OPINION | LETTERS TO THE EDITOR: Get the words right | Waiting in emergency | Not good time for all

Get the words right

A little semantics: Abortion, "kill a baby" and murder are used a lot with pregnancies. Let's be precise. A doc gets up in the morning and says, "I am going to terminate a pregnancy this morning." He didn't get up and say, "I am going to kill a baby today." He has no interest in killing the baby. Would he perform the abortion without killing the baby if he could? Most assuredly, without question. The baby is collateral damage (very bad way to describe a life).

An analogy: You get up in the morning and say, "I am going to have some scrambled eggs." You didn't get up in the morning and say, "I am going to break some eggshells." I don't believe you have any interest in breaking shells. They are just collateral damage.
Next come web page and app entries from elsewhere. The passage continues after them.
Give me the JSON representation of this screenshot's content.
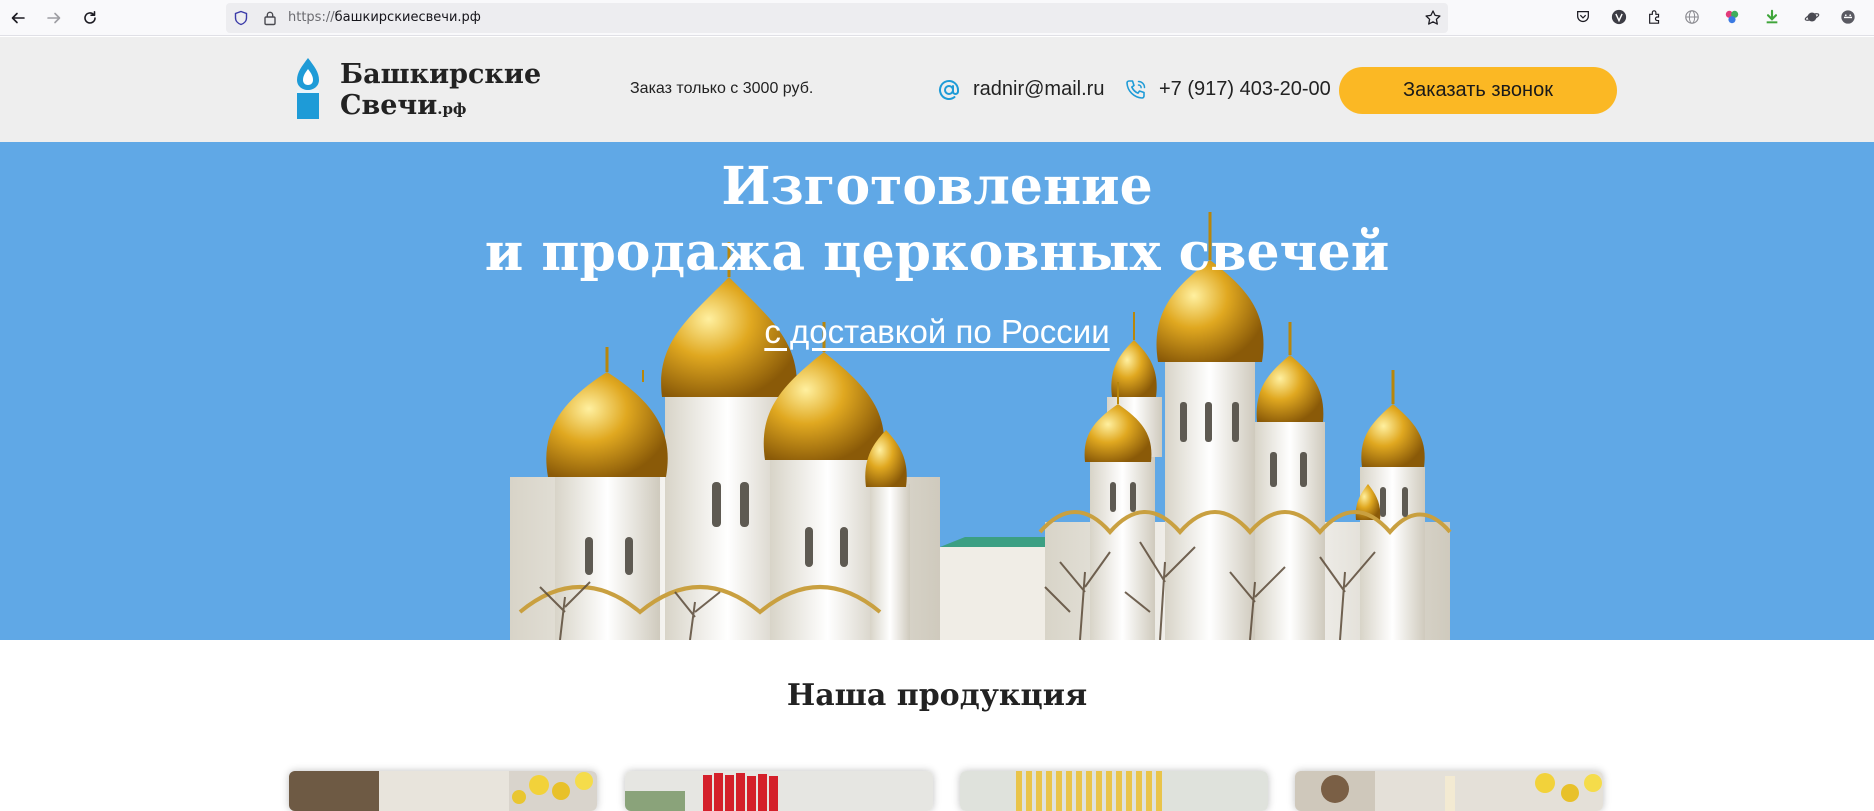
{
  "browser": {
    "url_protocol": "https://",
    "url_host": "башкирскиесвечи.рф"
  },
  "header": {
    "logo_line1": "Башкирские",
    "logo_line2": "Свечи",
    "logo_suffix": ".рф",
    "order_note": "Заказ только с 3000 руб.",
    "email": "radnir@mail.ru",
    "phone": "+7 (917) 403-20-00",
    "call_button": "Заказать звонок"
  },
  "hero": {
    "title_line1": "Изготовление",
    "title_line2": "и продажа церковных свечей",
    "subtitle": "с доставкой по России"
  },
  "products": {
    "title": "Наша продукция",
    "cards": [
      "candles-in-basket",
      "red-candles",
      "yellow-candles",
      "candles-with-flowers"
    ]
  },
  "colors": {
    "accent": "#fbb824",
    "hero_blue": "#60a8e6",
    "logo_blue": "#1e9bd7",
    "header_bg": "#eeeeee"
  },
  "icons": {
    "back": "arrow-left",
    "forward": "arrow-right",
    "reload": "reload",
    "shield": "shield",
    "lock": "lock",
    "bookmark": "star",
    "email": "at-sign",
    "phone": "phone"
  }
}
There are placards or big signs in street demonstrations that say "Murderer." Not quite; murder is determined by the courts only after a person is convicted of the crime of murder.

Let's get it right.
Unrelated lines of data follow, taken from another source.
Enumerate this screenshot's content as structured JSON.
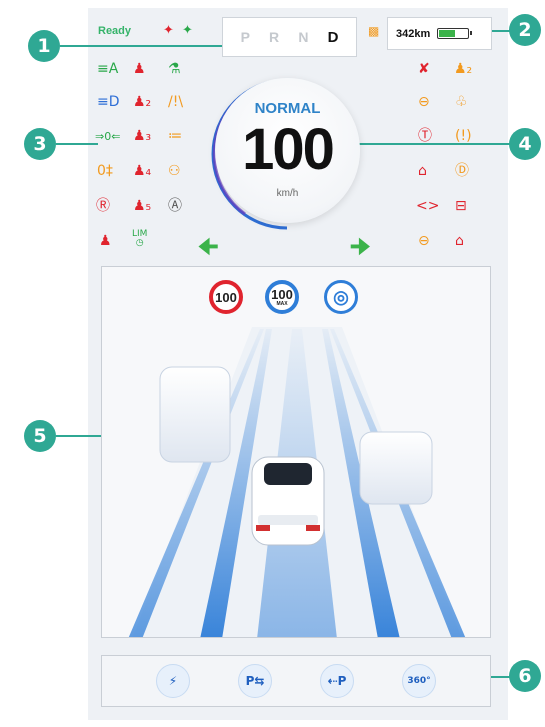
{
  "status": {
    "ready_label": "Ready"
  },
  "gears": [
    {
      "label": "P",
      "active": false
    },
    {
      "label": "R",
      "active": false
    },
    {
      "label": "N",
      "active": false
    },
    {
      "label": "D",
      "active": true
    }
  ],
  "range": {
    "value": "342km",
    "battery_level": 0.55
  },
  "speedometer": {
    "mode": "NORMAL",
    "speed": "100",
    "unit": "km/h"
  },
  "adas_signs": {
    "speed_limit": "100",
    "cruise_max": "100",
    "cruise_max_label": "MAX"
  },
  "callouts": [
    "1",
    "2",
    "3",
    "4",
    "5",
    "6"
  ],
  "controls": [
    {
      "name": "power-icon",
      "glyph": "⚡"
    },
    {
      "name": "park-assist-icon",
      "glyph": "P⇆"
    },
    {
      "name": "auto-park-icon",
      "glyph": "⇠P"
    },
    {
      "name": "surround-view-icon",
      "glyph": "360°"
    }
  ],
  "colors": {
    "accent": "#2fa894",
    "ok": "#2aa84a",
    "warn": "#f29a1f",
    "alert": "#e0242e",
    "info": "#2f7ed8"
  }
}
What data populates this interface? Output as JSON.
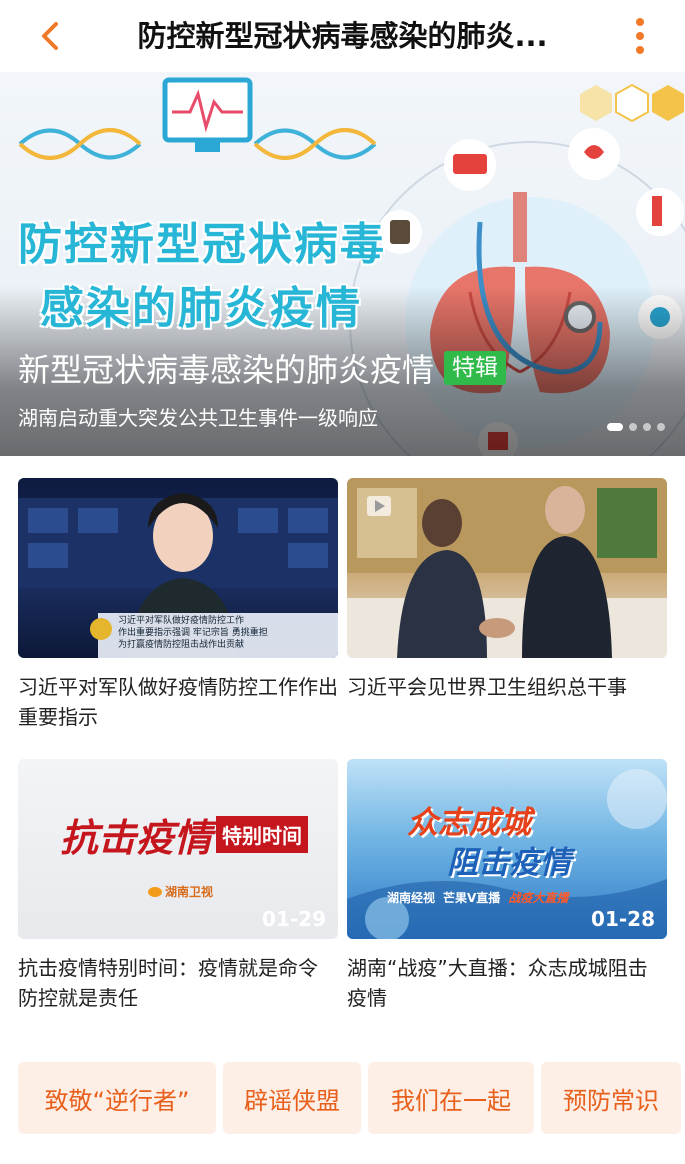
{
  "header": {
    "title": "防控新型冠状病毒感染的肺炎...",
    "back_icon": "chevron-left-icon",
    "more_icon": "more-vertical-icon",
    "accent_color": "#f07a2a"
  },
  "banner": {
    "art_line1": "防控新型冠状病毒",
    "art_line2": "感染的肺炎疫情",
    "headline": "新型冠状病毒感染的肺炎疫情",
    "tag": "特辑",
    "subtitle": "湖南启动重大突发公共卫生事件一级响应",
    "carousel_count": 4,
    "carousel_active": 1
  },
  "cards": [
    {
      "title": "习近平对军队做好疫情防控工作作出重要指示",
      "overlay_lines": [
        "习近平对军队做好疫情防控工作",
        "作出重要指示强调 牢记宗旨 勇挑重担",
        "为打赢疫情防控阻击战作出贡献"
      ],
      "date": ""
    },
    {
      "title": "习近平会见世界卫生组织总干事",
      "date": ""
    },
    {
      "title": "抗击疫情特别时间：疫情就是命令 防控就是责任",
      "art_main": "抗击疫情",
      "art_box": "特别时间",
      "art_logo": "湖南卫视",
      "date": "01-29"
    },
    {
      "title": "湖南“战疫”大直播：众志成城阻击疫情",
      "art_line1": "众志成城",
      "art_line2": "阻击疫情",
      "art_logo1": "湖南经视",
      "art_logo2": "芒果V直播",
      "art_logo3": "战疫大直播",
      "date": "01-28"
    }
  ],
  "tags": [
    "致敬“逆行者”",
    "辟谣侠盟",
    "我们在一起",
    "预防常识"
  ],
  "colors": {
    "tag_bg": "#fdeee6",
    "tag_text": "#e8601c",
    "special_tag": "#2fba4a"
  }
}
Waiting in emergency

Recently, my wife, an 83-year-old lady, fell, striking her head on a side table, causing a significant knot. As a precaution, we went to the emergency department of Baptist Health in North Little Rock to ensure that she didn't have a brain bleed or other serious injury. Within 30 minutes a CT scan was performed and she was instructed to wait in the admissions area for the availability of a bed. After six hours she was escorted to a bed in a hallway, seen by the doctor for less than 10 minutes, told that the CT scan revealed no problems, to take Tylenol for pain, use an ice pack to reduce swelling, and sent home.

I fully understand and appreciate the triage concept where the more seriously ill are treated first; however, I believe common sense should be incorporated as well. One would surmise that a serious head wound would rank rather high on the list and that a qualified professional would review the CT scan immediately. Although, thankfully, hers was not serious, it seems logical that she could have been informed and released without having to wait the long period given the insignificant time required to utilize a room and see the doctor. Such action would have been inconsequential for at least 90 percent of patients seen before her.

But wait, that would require some common sense, or "horse sense," as my dad called it, something infrequently seen in today's society!



Not good time for all

Mr. Jack Mayberry, I think your letter in the Voices page would have been very different had you been born an African American or Mexican American or Native American or any of the many other groups of people who are probably not as nostalgic for the days when prejudices and discrimination were rampant and even sanctioned in our country.



It's all neat and tidy

I am no biblical scholar. But from time to time my memorized Sunday School Bible verses resonate with current events, such as a report of lost Medicaid health insurance for 25,000 fellow Arkansans who just happen to be children. That is half of annual births statewide, or the pupils in 1,000 elementary classrooms. The following quote came to mind.

"Shed no blood, but cast him [Joseph] into this pit that is in the wilderness, and lay no hand upon him. ... And they took him, and cast him into a pit."

Bloodless hands, disappearing children. All neat and tidy. Amen.


Little Rock

Raises are affordable

In regard to your editorial of Sept. 18, you criticized the UAW for making what you consider to be unreasonable demands that the auto companies and the country cannot afford. You either deliberately or conveniently ignored one of the key reasons that the UAW is making these demands: the outrageous, obscene and completely unjustified amounts of money that the auto companies are paying their executives.

Executive pay has increased at least 40 percent over recent years, a much higher increase than the workers have received. Some executives at GM and Ford are receiving more than $20 million per year. If the auto companies can afford to give their executives 40 percent pay increases and compensation of more than $20 million, then they darn sure can afford to pay their workers a lot more than they are making now.

And as for your statement that car prices have increased a lot in recent years and increased worker salaries will increase prices again, well, it seems clear that one reason that car prices have increased is because the executives passed on their salary increases to consumers. But company management does not have to pay for increased worker salaries by increasing car prices; instead, they can easily pay workers more by paying themselves less.

So please stop with such foolish statements about how the companies and the country can't afford to pay workers more because clearly we can. It's like how here in Arkansas we constantly hear that we can't afford to pay teachers more or put more money into our schools but we can darn sure afford anything we want for school sports programs.



Rather open about it

Saw a photo of North Korean leader Kim Jong Un returning home on Sunday, waving from his train after concluding a trip to Russia's Far East. Hmmm, he doesn't seem to be worried about who knows about his comings and goings.